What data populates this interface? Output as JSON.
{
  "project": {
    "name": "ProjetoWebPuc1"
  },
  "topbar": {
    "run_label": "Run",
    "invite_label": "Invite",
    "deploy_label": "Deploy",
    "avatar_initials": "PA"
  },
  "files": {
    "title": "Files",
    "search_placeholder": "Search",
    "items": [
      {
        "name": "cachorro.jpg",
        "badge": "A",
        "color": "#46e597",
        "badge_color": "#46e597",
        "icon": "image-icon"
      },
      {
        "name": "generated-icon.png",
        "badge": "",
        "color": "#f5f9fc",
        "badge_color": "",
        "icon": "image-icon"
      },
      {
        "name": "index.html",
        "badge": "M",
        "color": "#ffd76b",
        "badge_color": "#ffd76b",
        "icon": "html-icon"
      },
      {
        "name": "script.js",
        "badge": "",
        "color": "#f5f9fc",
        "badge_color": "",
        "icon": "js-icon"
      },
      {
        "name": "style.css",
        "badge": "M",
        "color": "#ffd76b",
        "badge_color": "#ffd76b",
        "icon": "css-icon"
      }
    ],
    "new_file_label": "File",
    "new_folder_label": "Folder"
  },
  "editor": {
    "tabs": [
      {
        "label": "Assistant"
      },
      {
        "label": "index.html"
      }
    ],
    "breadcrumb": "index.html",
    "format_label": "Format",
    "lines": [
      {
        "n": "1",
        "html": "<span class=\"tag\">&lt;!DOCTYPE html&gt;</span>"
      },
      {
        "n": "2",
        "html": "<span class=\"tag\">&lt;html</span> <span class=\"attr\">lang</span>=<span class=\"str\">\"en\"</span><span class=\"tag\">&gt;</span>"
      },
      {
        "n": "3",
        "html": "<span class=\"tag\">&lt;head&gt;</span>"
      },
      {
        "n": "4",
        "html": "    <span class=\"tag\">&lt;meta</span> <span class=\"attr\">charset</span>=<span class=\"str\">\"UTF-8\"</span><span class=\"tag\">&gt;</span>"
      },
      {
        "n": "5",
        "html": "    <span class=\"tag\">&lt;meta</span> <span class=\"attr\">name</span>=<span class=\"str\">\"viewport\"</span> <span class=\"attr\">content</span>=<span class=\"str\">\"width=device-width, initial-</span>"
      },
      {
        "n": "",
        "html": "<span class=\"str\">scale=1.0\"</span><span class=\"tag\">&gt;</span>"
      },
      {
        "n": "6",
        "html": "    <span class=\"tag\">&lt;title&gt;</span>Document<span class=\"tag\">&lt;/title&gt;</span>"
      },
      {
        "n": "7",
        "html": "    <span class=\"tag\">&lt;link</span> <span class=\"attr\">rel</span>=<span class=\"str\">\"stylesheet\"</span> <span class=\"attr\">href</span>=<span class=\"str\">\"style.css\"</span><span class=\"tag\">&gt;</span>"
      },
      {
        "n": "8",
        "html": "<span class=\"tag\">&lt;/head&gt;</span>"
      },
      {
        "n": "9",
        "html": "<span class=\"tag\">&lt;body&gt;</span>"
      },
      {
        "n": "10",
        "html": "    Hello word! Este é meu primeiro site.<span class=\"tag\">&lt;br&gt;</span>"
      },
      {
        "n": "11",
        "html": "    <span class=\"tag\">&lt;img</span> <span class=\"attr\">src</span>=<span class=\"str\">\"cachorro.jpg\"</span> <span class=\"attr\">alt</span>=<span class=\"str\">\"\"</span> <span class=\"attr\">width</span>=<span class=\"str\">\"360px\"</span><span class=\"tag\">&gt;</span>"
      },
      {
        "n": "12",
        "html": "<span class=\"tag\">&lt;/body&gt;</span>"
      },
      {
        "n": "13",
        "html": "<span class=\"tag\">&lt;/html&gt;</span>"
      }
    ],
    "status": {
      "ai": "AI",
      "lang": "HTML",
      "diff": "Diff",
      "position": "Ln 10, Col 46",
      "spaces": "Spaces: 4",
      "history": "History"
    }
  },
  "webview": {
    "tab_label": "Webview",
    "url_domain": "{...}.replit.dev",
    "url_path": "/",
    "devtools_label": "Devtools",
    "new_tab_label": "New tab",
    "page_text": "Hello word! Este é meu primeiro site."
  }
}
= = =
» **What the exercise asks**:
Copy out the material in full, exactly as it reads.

» **Exercise result**:
What data populates this interface? Output as JSON.
{
  "project": {
    "name": "ProjetoWebPuc1"
  },
  "topbar": {
    "run_label": "Run",
    "invite_label": "Invite",
    "deploy_label": "Deploy",
    "avatar_initials": "PA"
  },
  "files": {
    "title": "Files",
    "search_placeholder": "Search",
    "items": [
      {
        "name": "cachorro.jpg",
        "badge": "A",
        "color": "#46e597",
        "badge_color": "#46e597",
        "icon": "image-icon"
      },
      {
        "name": "generated-icon.png",
        "badge": "",
        "color": "#f5f9fc",
        "badge_color": "",
        "icon": "image-icon"
      },
      {
        "name": "index.html",
        "badge": "M",
        "color": "#ffd76b",
        "badge_color": "#ffd76b",
        "icon": "html-icon"
      },
      {
        "name": "script.js",
        "badge": "",
        "color": "#f5f9fc",
        "badge_color": "",
        "icon": "js-icon"
      },
      {
        "name": "style.css",
        "badge": "M",
        "color": "#ffd76b",
        "badge_color": "#ffd76b",
        "icon": "css-icon"
      }
    ],
    "new_file_label": "File",
    "new_folder_label": "Folder"
  },
  "editor": {
    "tabs": [
      {
        "label": "Assistant"
      },
      {
        "label": "index.html"
      }
    ],
    "breadcrumb": "index.html",
    "format_label": "Format",
    "lines": [
      {
        "n": "1",
        "html": "<span class=\"tag\">&lt;!DOCTYPE html&gt;</span>"
      },
      {
        "n": "2",
        "html": "<span class=\"tag\">&lt;html</span> <span class=\"attr\">lang</span>=<span class=\"str\">\"en\"</span><span class=\"tag\">&gt;</span>"
      },
      {
        "n": "3",
        "html": "<span class=\"tag\">&lt;head&gt;</span>"
      },
      {
        "n": "4",
        "html": "    <span class=\"tag\">&lt;meta</span> <span class=\"attr\">charset</span>=<span class=\"str\">\"UTF-8\"</span><span class=\"tag\">&gt;</span>"
      },
      {
        "n": "5",
        "html": "    <span class=\"tag\">&lt;meta</span> <span class=\"attr\">name</span>=<span class=\"str\">\"viewport\"</span> <span class=\"attr\">content</span>=<span class=\"str\">\"width=device-width, initial-</span>"
      },
      {
        "n": "",
        "html": "<span class=\"str\">scale=1.0\"</span><span class=\"tag\">&gt;</span>"
      },
      {
        "n": "6",
        "html": "    <span class=\"tag\">&lt;title&gt;</span>Document<span class=\"tag\">&lt;/title&gt;</span>"
      },
      {
        "n": "7",
        "html": "    <span class=\"tag\">&lt;link</span> <span class=\"attr\">rel</span>=<span class=\"str\">\"stylesheet\"</span> <span class=\"attr\">href</span>=<span class=\"str\">\"style.css\"</span><span class=\"tag\">&gt;</span>"
      },
      {
        "n": "8",
        "html": "<span class=\"tag\">&lt;/head&gt;</span>"
      },
      {
        "n": "9",
        "html": "<span class=\"tag\">&lt;body&gt;</span>"
      },
      {
        "n": "10",
        "html": "    Hello word! Este é meu primeiro site.<span class=\"tag\">&lt;br&gt;</span>"
      },
      {
        "n": "11",
        "html": "    <span class=\"tag\">&lt;img</span> <span class=\"attr\">src</span>=<span class=\"str\">\"cachorro.jpg\"</span> <span class=\"attr\">alt</span>=<span class=\"str\">\"\"</span> <span class=\"attr\">width</span>=<span class=\"str\">\"360px\"</span><span class=\"tag\">&gt;</span>"
      },
      {
        "n": "12",
        "html": "<span class=\"tag\">&lt;/body&gt;</span>"
      },
      {
        "n": "13",
        "html": "<span class=\"tag\">&lt;/html&gt;</span>"
      }
    ],
    "status": {
      "ai": "AI",
      "lang": "HTML",
      "diff": "Diff",
      "position": "Ln 10, Col 46",
      "spaces": "Spaces: 4",
      "history": "History"
    }
  },
  "webview": {
    "tab_label": "Webview",
    "url_domain": "{...}.replit.dev",
    "url_path": "/",
    "devtools_label": "Devtools",
    "new_tab_label": "New tab",
    "page_text": "Hello word! Este é meu primeiro site."
  }
}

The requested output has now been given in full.